TASK TO COMPLETE: Filter the records for lines holding the string "fraction".

——————

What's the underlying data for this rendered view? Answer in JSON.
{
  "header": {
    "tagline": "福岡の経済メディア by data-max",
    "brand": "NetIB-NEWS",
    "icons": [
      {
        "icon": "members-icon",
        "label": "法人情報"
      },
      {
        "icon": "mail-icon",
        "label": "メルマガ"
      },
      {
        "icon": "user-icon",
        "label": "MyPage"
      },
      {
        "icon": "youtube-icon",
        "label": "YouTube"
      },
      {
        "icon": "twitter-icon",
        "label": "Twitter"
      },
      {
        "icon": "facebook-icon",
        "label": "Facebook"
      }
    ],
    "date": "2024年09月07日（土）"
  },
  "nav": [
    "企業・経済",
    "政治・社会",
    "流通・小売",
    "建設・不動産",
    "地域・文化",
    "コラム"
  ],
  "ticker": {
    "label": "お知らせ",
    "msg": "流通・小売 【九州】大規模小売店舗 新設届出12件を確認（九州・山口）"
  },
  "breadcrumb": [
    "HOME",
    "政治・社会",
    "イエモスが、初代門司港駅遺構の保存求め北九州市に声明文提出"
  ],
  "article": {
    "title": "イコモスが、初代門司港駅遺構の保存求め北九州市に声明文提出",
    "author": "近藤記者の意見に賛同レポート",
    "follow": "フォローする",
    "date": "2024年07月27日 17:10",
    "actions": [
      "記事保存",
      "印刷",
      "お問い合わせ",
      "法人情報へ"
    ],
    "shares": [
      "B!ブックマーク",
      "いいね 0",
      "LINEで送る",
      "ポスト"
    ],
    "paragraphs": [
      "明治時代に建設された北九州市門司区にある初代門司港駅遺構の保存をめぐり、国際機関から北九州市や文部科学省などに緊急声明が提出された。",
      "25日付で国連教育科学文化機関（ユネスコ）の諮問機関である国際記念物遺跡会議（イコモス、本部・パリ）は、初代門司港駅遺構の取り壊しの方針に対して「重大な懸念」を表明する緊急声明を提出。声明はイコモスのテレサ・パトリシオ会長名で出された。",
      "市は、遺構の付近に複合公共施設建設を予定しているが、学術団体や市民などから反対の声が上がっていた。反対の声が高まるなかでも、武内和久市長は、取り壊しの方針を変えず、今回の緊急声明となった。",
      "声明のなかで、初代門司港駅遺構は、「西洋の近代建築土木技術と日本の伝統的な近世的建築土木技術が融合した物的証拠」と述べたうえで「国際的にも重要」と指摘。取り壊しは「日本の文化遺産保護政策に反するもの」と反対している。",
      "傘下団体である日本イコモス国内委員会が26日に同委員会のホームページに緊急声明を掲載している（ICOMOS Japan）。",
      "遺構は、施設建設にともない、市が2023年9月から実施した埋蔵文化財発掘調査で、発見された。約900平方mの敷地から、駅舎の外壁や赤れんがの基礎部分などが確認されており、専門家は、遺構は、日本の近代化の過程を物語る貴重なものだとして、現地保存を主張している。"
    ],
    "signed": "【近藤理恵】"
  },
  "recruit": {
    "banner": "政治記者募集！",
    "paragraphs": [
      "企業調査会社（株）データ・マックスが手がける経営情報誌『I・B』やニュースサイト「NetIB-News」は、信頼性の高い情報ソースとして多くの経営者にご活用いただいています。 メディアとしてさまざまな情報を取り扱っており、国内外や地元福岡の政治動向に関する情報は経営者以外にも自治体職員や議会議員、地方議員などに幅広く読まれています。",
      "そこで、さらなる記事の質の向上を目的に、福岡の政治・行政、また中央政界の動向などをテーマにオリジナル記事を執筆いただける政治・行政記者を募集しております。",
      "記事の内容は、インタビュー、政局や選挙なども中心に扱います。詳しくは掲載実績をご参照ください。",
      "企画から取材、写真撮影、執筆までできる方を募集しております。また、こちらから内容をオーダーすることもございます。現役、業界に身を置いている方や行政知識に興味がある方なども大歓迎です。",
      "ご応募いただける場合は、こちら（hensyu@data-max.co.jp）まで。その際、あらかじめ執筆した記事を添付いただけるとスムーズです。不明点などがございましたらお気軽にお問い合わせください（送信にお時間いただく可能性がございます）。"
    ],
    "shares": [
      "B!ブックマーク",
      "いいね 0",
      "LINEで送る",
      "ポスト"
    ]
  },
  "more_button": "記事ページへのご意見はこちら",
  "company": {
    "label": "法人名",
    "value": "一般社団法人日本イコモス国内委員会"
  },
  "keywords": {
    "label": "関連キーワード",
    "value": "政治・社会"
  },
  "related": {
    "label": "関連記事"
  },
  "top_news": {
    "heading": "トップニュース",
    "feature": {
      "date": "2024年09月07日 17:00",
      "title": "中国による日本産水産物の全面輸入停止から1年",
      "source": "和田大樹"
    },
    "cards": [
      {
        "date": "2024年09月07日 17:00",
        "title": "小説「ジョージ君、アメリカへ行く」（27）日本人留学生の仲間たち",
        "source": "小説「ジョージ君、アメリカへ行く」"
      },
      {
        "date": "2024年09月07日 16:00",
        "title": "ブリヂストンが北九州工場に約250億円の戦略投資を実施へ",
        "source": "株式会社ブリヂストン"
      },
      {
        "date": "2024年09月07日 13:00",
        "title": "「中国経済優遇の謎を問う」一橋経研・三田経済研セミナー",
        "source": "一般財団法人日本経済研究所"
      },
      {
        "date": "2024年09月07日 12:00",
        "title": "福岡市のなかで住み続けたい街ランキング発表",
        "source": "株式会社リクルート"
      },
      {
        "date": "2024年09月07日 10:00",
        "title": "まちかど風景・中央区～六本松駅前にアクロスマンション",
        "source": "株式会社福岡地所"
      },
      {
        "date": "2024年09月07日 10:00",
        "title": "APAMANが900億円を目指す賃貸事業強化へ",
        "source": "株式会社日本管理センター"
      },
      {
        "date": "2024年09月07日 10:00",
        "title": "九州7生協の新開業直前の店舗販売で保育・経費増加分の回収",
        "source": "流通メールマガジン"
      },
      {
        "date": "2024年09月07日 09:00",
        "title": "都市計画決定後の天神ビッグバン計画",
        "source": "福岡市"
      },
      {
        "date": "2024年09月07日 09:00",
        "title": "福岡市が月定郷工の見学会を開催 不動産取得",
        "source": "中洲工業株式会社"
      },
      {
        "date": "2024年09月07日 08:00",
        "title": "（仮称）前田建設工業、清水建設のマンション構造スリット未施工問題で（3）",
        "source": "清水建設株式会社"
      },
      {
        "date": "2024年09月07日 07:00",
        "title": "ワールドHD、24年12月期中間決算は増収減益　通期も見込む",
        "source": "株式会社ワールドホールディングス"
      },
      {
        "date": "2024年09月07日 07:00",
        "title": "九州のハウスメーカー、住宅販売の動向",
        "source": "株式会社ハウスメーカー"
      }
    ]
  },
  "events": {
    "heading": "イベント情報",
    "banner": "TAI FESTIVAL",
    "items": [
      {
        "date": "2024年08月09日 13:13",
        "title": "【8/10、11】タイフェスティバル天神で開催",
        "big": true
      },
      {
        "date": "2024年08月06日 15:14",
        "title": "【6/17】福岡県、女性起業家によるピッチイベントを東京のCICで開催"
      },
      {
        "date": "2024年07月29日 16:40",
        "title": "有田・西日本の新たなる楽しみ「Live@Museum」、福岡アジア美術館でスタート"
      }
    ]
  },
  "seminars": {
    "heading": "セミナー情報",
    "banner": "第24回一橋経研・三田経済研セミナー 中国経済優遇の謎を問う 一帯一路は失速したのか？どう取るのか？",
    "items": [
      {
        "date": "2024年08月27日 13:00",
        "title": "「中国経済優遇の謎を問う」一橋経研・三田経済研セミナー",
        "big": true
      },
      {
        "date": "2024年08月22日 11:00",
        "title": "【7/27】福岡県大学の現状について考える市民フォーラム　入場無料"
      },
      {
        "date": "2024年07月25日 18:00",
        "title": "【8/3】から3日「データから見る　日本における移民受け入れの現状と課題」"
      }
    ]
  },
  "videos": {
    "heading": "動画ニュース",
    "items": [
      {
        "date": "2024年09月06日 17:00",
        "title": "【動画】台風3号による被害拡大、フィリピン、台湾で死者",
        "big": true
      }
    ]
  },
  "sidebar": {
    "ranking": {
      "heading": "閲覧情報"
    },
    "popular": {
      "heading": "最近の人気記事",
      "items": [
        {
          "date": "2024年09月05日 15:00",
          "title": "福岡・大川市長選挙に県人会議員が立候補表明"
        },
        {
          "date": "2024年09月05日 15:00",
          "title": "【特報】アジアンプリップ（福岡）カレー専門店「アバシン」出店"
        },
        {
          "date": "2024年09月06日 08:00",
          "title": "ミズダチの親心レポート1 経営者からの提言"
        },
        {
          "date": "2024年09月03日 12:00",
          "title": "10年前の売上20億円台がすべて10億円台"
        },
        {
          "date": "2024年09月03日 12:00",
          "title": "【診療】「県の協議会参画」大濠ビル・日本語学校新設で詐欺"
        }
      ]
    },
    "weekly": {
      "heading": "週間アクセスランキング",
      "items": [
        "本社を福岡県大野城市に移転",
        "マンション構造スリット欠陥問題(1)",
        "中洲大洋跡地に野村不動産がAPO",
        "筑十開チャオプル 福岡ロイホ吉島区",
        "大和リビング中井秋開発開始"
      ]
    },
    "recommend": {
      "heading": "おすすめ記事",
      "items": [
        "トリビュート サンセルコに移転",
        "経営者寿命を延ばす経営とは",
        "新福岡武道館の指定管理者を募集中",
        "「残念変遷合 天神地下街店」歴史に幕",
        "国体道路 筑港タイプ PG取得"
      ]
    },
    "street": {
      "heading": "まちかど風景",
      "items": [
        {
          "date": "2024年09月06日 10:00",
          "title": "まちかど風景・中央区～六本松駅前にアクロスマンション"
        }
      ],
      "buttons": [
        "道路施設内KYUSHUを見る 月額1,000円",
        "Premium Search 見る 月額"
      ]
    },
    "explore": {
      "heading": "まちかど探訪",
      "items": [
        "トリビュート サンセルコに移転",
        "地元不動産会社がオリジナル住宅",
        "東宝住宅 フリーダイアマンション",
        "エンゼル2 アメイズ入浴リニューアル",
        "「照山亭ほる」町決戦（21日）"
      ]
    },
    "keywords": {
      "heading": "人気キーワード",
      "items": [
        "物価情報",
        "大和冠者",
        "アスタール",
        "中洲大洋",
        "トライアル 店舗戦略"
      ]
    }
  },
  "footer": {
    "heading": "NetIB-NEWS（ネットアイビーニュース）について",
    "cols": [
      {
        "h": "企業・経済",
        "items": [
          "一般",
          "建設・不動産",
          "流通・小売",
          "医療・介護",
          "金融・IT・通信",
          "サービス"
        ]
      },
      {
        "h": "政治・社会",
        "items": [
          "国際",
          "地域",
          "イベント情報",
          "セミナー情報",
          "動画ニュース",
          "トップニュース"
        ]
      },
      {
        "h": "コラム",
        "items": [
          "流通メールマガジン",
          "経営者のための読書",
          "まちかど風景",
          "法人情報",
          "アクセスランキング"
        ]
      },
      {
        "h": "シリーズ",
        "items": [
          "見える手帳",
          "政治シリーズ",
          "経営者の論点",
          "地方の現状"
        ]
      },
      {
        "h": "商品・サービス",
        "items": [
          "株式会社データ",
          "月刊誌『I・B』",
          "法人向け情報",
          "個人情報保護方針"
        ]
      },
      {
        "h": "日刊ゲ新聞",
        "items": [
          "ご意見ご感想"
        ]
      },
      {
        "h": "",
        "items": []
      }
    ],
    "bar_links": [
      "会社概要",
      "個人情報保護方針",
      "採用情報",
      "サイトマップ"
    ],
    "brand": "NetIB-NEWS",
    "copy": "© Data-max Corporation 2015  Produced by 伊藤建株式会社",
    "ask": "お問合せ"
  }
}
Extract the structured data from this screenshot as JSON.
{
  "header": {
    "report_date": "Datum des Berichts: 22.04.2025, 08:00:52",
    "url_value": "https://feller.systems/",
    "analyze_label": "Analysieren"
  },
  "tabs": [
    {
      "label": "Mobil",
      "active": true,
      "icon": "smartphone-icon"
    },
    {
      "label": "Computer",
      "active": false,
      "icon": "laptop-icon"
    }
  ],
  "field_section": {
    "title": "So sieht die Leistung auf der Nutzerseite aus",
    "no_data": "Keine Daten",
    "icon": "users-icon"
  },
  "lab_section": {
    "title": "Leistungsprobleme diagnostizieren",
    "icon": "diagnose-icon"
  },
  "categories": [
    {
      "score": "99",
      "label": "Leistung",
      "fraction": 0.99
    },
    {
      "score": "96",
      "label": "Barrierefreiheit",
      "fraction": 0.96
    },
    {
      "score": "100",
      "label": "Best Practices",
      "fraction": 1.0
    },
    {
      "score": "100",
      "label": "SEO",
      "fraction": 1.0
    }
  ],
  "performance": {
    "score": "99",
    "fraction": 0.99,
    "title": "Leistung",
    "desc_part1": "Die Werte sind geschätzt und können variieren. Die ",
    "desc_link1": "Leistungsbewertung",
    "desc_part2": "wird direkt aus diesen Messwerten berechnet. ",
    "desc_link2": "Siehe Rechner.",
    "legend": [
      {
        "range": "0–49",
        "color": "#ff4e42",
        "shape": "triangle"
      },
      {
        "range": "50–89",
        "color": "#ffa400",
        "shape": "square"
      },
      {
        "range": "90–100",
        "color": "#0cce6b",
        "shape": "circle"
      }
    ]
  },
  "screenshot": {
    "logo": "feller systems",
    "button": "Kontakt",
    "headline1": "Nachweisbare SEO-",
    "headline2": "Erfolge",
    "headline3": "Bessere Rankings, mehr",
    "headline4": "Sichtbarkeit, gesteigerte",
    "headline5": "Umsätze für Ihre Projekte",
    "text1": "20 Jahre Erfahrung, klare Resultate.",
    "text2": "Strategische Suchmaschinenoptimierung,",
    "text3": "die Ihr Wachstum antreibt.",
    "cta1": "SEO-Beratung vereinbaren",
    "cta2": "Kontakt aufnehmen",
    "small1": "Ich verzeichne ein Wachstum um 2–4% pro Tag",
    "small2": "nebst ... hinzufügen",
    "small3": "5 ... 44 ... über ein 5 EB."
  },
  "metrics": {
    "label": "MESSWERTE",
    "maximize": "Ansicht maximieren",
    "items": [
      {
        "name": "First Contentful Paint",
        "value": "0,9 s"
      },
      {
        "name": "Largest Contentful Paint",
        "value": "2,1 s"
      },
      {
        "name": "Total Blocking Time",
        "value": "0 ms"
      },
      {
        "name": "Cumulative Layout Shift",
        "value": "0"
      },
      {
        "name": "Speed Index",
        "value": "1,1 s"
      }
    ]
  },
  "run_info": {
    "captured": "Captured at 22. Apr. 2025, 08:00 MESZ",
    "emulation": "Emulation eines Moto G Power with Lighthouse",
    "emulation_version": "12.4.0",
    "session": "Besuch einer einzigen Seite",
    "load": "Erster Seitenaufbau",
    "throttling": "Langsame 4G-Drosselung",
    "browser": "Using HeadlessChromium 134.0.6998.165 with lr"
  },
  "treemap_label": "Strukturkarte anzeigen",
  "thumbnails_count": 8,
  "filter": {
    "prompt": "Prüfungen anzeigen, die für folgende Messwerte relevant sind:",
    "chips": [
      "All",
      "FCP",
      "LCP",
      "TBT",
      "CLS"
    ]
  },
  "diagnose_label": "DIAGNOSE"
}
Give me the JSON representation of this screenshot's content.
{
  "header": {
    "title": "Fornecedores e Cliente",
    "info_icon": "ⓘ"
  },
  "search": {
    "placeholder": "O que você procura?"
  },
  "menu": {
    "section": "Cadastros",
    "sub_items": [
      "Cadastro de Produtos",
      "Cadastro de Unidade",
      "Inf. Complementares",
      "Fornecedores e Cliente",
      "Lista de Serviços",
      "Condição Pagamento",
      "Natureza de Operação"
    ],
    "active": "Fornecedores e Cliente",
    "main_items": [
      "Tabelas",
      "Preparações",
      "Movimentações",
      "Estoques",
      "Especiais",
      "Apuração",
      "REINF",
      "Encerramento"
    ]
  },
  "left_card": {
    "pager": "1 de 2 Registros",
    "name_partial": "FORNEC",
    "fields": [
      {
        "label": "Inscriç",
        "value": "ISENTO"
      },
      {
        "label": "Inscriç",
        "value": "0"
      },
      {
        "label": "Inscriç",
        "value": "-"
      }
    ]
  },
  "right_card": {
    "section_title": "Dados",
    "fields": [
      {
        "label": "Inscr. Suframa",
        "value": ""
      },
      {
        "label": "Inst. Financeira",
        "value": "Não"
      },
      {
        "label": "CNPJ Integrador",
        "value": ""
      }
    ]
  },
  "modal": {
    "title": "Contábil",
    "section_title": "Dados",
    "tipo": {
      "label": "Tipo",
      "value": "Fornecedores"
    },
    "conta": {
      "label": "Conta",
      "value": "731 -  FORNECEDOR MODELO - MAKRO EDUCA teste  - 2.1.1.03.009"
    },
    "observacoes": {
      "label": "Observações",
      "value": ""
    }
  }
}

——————

WRITTEN RESPONSE:
      "fraction": 0.99
      "fraction": 0.96
      "fraction": 1.0
      "fraction": 1.0
    "fraction": 0.99,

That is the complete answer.